STORED DATA section start

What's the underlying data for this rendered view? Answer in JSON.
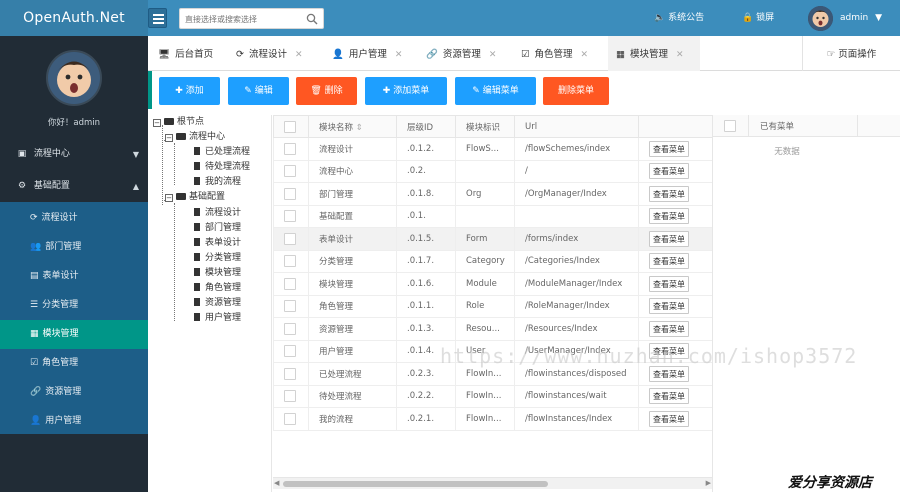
{
  "app": {
    "title": "OpenAuth.Net"
  },
  "header": {
    "search_placeholder": "直接选择或搜索选择",
    "announcement": "系统公告",
    "lock": "锁屏",
    "user": "admin"
  },
  "sidebar": {
    "greeting": "你好！admin",
    "groups": [
      {
        "label": "流程中心"
      },
      {
        "label": "基础配置"
      }
    ],
    "items": [
      {
        "label": "流程设计"
      },
      {
        "label": "部门管理"
      },
      {
        "label": "表单设计"
      },
      {
        "label": "分类管理"
      },
      {
        "label": "模块管理"
      },
      {
        "label": "角色管理"
      },
      {
        "label": "资源管理"
      },
      {
        "label": "用户管理"
      }
    ]
  },
  "tabs": [
    {
      "label": "后台首页"
    },
    {
      "label": "流程设计"
    },
    {
      "label": "用户管理"
    },
    {
      "label": "资源管理"
    },
    {
      "label": "角色管理"
    },
    {
      "label": "模块管理"
    }
  ],
  "page_ops": "页面操作",
  "toolbar": {
    "add": "添加",
    "edit": "编辑",
    "delete": "删除",
    "add_menu": "添加菜单",
    "edit_menu": "编辑菜单",
    "delete_menu": "删除菜单"
  },
  "tree": {
    "root": "根节点",
    "nodes": [
      {
        "label": "流程中心",
        "children": [
          "已处理流程",
          "待处理流程",
          "我的流程"
        ]
      },
      {
        "label": "基础配置",
        "children": [
          "流程设计",
          "部门管理",
          "表单设计",
          "分类管理",
          "模块管理",
          "角色管理",
          "资源管理",
          "用户管理"
        ]
      }
    ]
  },
  "grid": {
    "columns": [
      "模块名称",
      "层级ID",
      "模块标识",
      "Url",
      ""
    ],
    "view_label": "查看菜单",
    "rows": [
      {
        "name": "流程设计",
        "cascade": ".0.1.2.",
        "code": "FlowS...",
        "url": "/flowSchemes/index"
      },
      {
        "name": "流程中心",
        "cascade": ".0.2.",
        "code": "",
        "url": "/"
      },
      {
        "name": "部门管理",
        "cascade": ".0.1.8.",
        "code": "Org",
        "url": "/OrgManager/Index"
      },
      {
        "name": "基础配置",
        "cascade": ".0.1.",
        "code": "",
        "url": ""
      },
      {
        "name": "表单设计",
        "cascade": ".0.1.5.",
        "code": "Form",
        "url": "/forms/index"
      },
      {
        "name": "分类管理",
        "cascade": ".0.1.7.",
        "code": "Category",
        "url": "/Categories/Index"
      },
      {
        "name": "模块管理",
        "cascade": ".0.1.6.",
        "code": "Module",
        "url": "/ModuleManager/Index"
      },
      {
        "name": "角色管理",
        "cascade": ".0.1.1.",
        "code": "Role",
        "url": "/RoleManager/Index"
      },
      {
        "name": "资源管理",
        "cascade": ".0.1.3.",
        "code": "Resou...",
        "url": "/Resources/Index"
      },
      {
        "name": "用户管理",
        "cascade": ".0.1.4.",
        "code": "User",
        "url": "/UserManager/Index"
      },
      {
        "name": "已处理流程",
        "cascade": ".0.2.3.",
        "code": "FlowIn...",
        "url": "/flowinstances/disposed"
      },
      {
        "name": "待处理流程",
        "cascade": ".0.2.2.",
        "code": "FlowIn...",
        "url": "/flowinstances/wait"
      },
      {
        "name": "我的流程",
        "cascade": ".0.2.1.",
        "code": "FlowIn...",
        "url": "/flowInstances/Index"
      }
    ]
  },
  "right_grid": {
    "header": "已有菜单",
    "empty": "无数据"
  },
  "watermark": "https://www.huzhan.com/ishop3572",
  "footer_mark": "爱分享资源店"
}
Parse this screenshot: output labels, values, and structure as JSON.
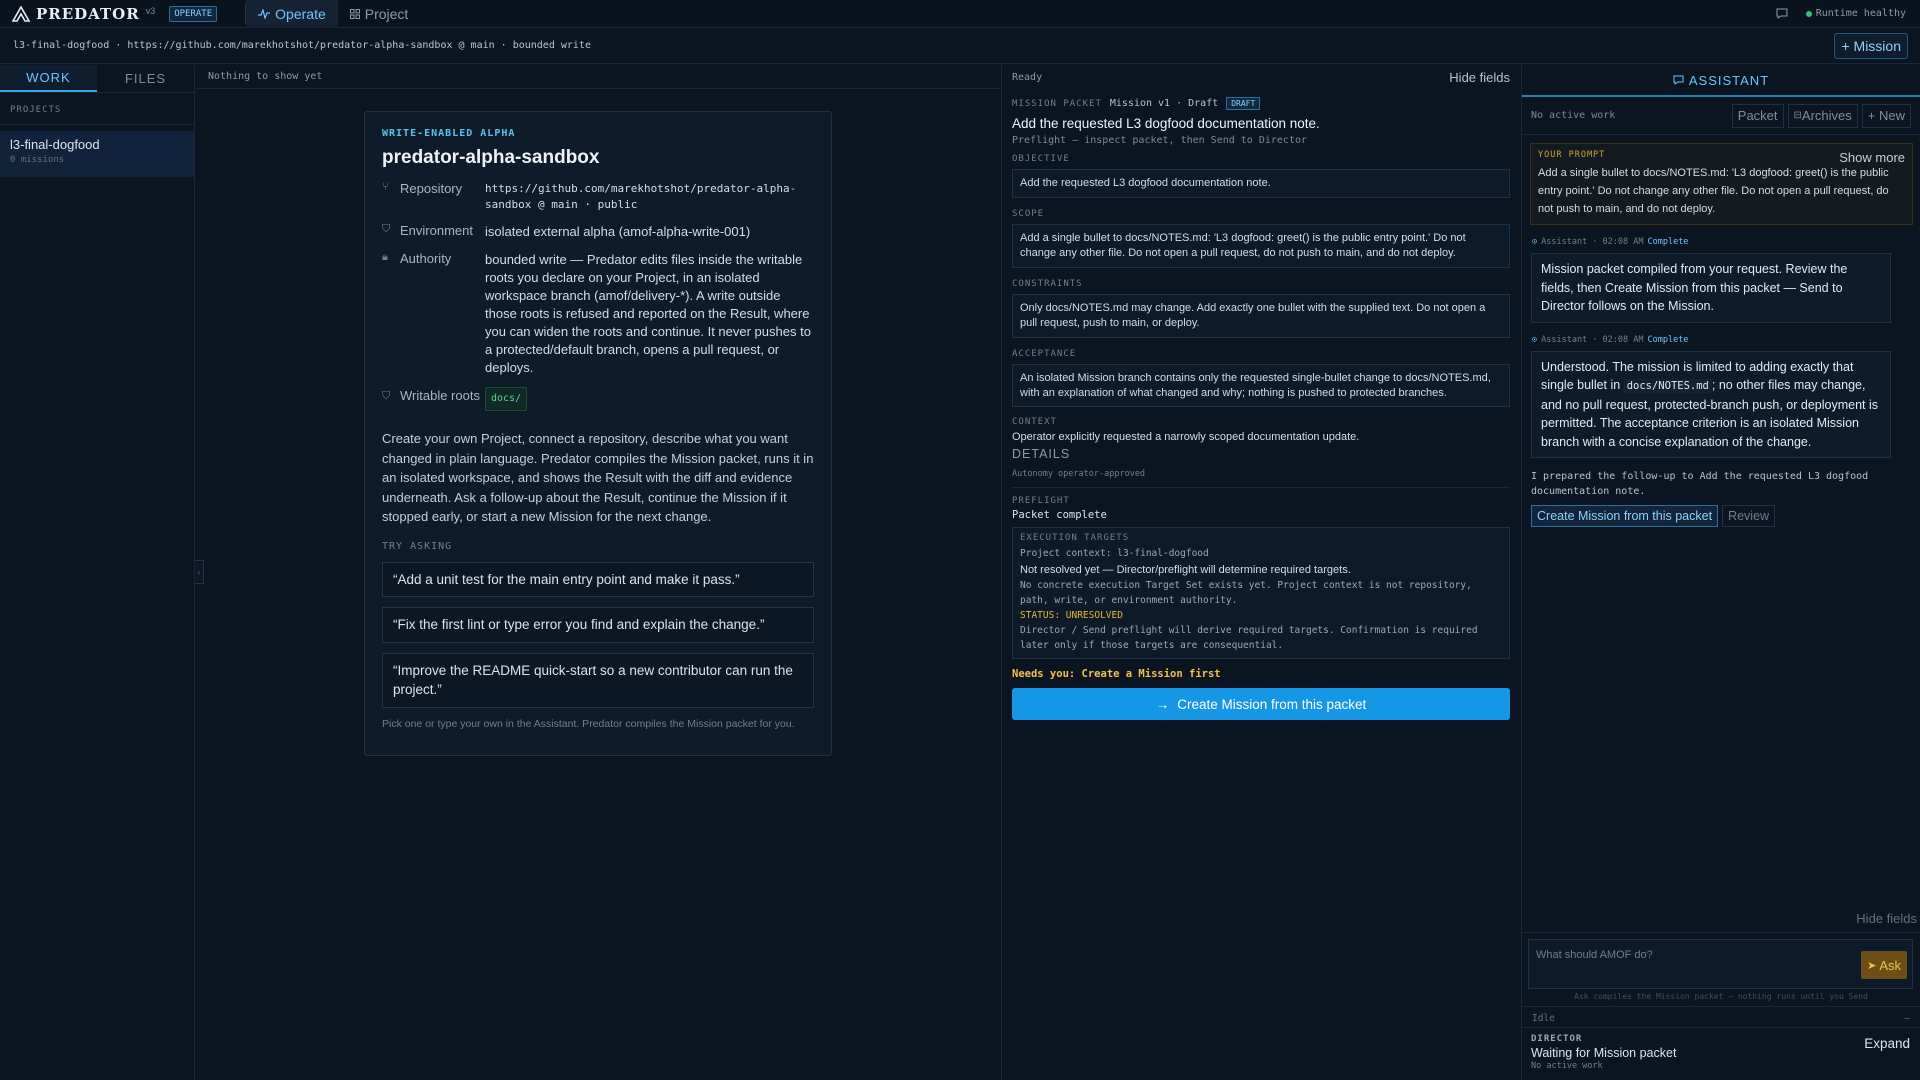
{
  "app": {
    "brand": "PREDATOR",
    "version": "v3",
    "mode_badge": "OPERATE",
    "tabs": [
      {
        "label": "Operate",
        "icon": "activity-icon",
        "active": true
      },
      {
        "label": "Project",
        "icon": "grid-icon",
        "active": false
      }
    ],
    "runtime_status": "Runtime healthy",
    "colors": {
      "accent": "#1597e5",
      "healthy": "#34c27a",
      "warning": "#f0c24a"
    }
  },
  "breadcrumb": {
    "text": "l3-final-dogfood · https://github.com/marekhotshot/predator-alpha-sandbox @ main · bounded write",
    "mission_button": "+ Mission"
  },
  "sidebar": {
    "tabs": [
      "WORK",
      "FILES"
    ],
    "section_title": "PROJECTS",
    "projects": [
      {
        "name": "l3-final-dogfood",
        "sub": "0 missions"
      }
    ]
  },
  "center": {
    "header": "Nothing to show yet",
    "card": {
      "eyebrow": "WRITE-ENABLED ALPHA",
      "title": "predator-alpha-sandbox",
      "rows": [
        {
          "key": "Repository",
          "icon": "branch-icon",
          "value": "https://github.com/marekhotshot/predator-alpha-sandbox @ main · public"
        },
        {
          "key": "Environment",
          "icon": "shield-icon",
          "value": "isolated external alpha (amof-alpha-write-001)"
        },
        {
          "key": "Authority",
          "icon": "lock-icon",
          "value": "bounded write — Predator edits files inside the writable roots you declare on your Project, in an isolated workspace branch (amof/delivery-*). A write outside those roots is refused and reported on the Result, where you can widen the roots and continue. It never pushes to a protected/default branch, opens a pull request, or deploys."
        },
        {
          "key": "Writable roots",
          "icon": "shield-icon",
          "value": "docs/"
        }
      ],
      "description": "Create your own Project, connect a repository, describe what you want changed in plain language. Predator compiles the Mission packet, runs it in an isolated workspace, and shows the Result with the diff and evidence underneath. Ask a follow-up about the Result, continue the Mission if it stopped early, or start a new Mission for the next change.",
      "try_title": "TRY ASKING",
      "suggestions": [
        "“Add a unit test for the main entry point and make it pass.”",
        "“Fix the first lint or type error you find and explain the change.”",
        "“Improve the README quick-start so a new contributor can run the project.”"
      ],
      "footnote": "Pick one or type your own in the Assistant. Predator compiles the Mission packet for you."
    }
  },
  "packet": {
    "status": "Ready",
    "hide_fields": "Hide fields",
    "label": "MISSION PACKET",
    "version": "Mission v1 · Draft",
    "badge": "DRAFT",
    "title": "Add the requested L3 dogfood documentation note.",
    "subtitle": "Preflight — inspect packet, then Send to Director",
    "fields": {
      "objective_label": "OBJECTIVE",
      "objective": "Add the requested L3 dogfood documentation note.",
      "scope_label": "SCOPE",
      "scope": "Add a single bullet to docs/NOTES.md: 'L3 dogfood: greet() is the public entry point.' Do not change any other file. Do not open a pull request, do not push to main, and do not deploy.",
      "constraints_label": "CONSTRAINTS",
      "constraints": "Only docs/NOTES.md may change. Add exactly one bullet with the supplied text. Do not open a pull request, push to main, or deploy.",
      "acceptance_label": "ACCEPTANCE",
      "acceptance": "An isolated Mission branch contains only the requested single-bullet change to docs/NOTES.md, with an explanation of what changed and why; nothing is pushed to protected branches.",
      "context_label": "CONTEXT",
      "context": "Operator explicitly requested a narrowly scoped documentation update."
    },
    "details_label": "DETAILS",
    "autonomy": "Autonomy operator-approved",
    "preflight_label": "PREFLIGHT",
    "preflight_status": "Packet complete",
    "execution": {
      "label": "EXECUTION TARGETS",
      "project_context": "Project context: l3-final-dogfood",
      "resolution": "Not resolved yet — Director/preflight will determine required targets.",
      "note": "No concrete execution Target Set exists yet. Project context is not repository, path, write, or environment authority.",
      "status": "STATUS: UNRESOLVED",
      "derive": "Director / Send preflight will derive required targets. Confirmation is required later only if those targets are consequential."
    },
    "needs_you": "Needs you: Create a Mission first",
    "primary_button": "Create Mission from this packet"
  },
  "assistant": {
    "title": "ASSISTANT",
    "no_active_work": "No active work",
    "toolbar": [
      "Packet",
      "Archives",
      "+ New"
    ],
    "prompt_label": "YOUR PROMPT",
    "show_more": "Show more",
    "prompt": "Add a single bullet to docs/NOTES.md: 'L3 dogfood: greet() is the public entry point.' Do not change any other file. Do not open a pull request, do not push to main, and do not deploy.",
    "messages": [
      {
        "author": "Assistant · 02:08 AM",
        "status": "Complete",
        "text": "Mission packet compiled from your request. Review the fields, then Create Mission from this packet — Send to Director follows on the Mission."
      },
      {
        "author": "Assistant · 02:08 AM",
        "status": "Complete",
        "text_before": "Understood. The mission is limited to adding exactly that single bullet in ",
        "code": "docs/NOTES.md",
        "text_after": "; no other files may change, and no pull request, protected-branch push, or deployment is permitted. The acceptance criterion is an isolated Mission branch with a concise explanation of the change."
      }
    ],
    "followup": "I prepared the follow-up to Add the requested L3 dogfood documentation note.",
    "followup_primary": "Create Mission from this packet",
    "followup_secondary": "Review",
    "hide_fields": "Hide fields",
    "input_placeholder": "What should AMOF do?",
    "ask_button": "Ask",
    "compose_hint": "Ask compiles the Mission packet — nothing runs until you Send",
    "idle": "Idle",
    "idle_marker": "–",
    "director_label": "DIRECTOR",
    "director_status": "Waiting for Mission packet",
    "director_sub": "No active work",
    "expand": "Expand"
  }
}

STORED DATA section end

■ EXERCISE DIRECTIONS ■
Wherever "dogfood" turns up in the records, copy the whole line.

■ ANSWER BELOW ■
    "text": "l3-final-dogfood · https://github.com/marekhotshot/predator-alpha-sandbox @ main · bounded write",
        "name": "l3-final-dogfood",
    "title": "Add the requested L3 dogfood documentation note.",
      "objective": "Add the requested L3 dogfood documentation note.",
      "scope": "Add a single bullet to docs/NOTES.md: 'L3 dogfood: greet() is the public entry point.' Do not change any other file. Do not open a pull request, do not push to main, and do not deploy.",
      "project_context": "Project context: l3-final-dogfood",
    "prompt": "Add a single bullet to docs/NOTES.md: 'L3 dogfood: greet() is the public entry point.' Do not change any other file. Do not open a pull request, do not push to main, and do not deploy.",
    "followup": "I prepared the follow-up to Add the requested L3 dogfood documentation note.",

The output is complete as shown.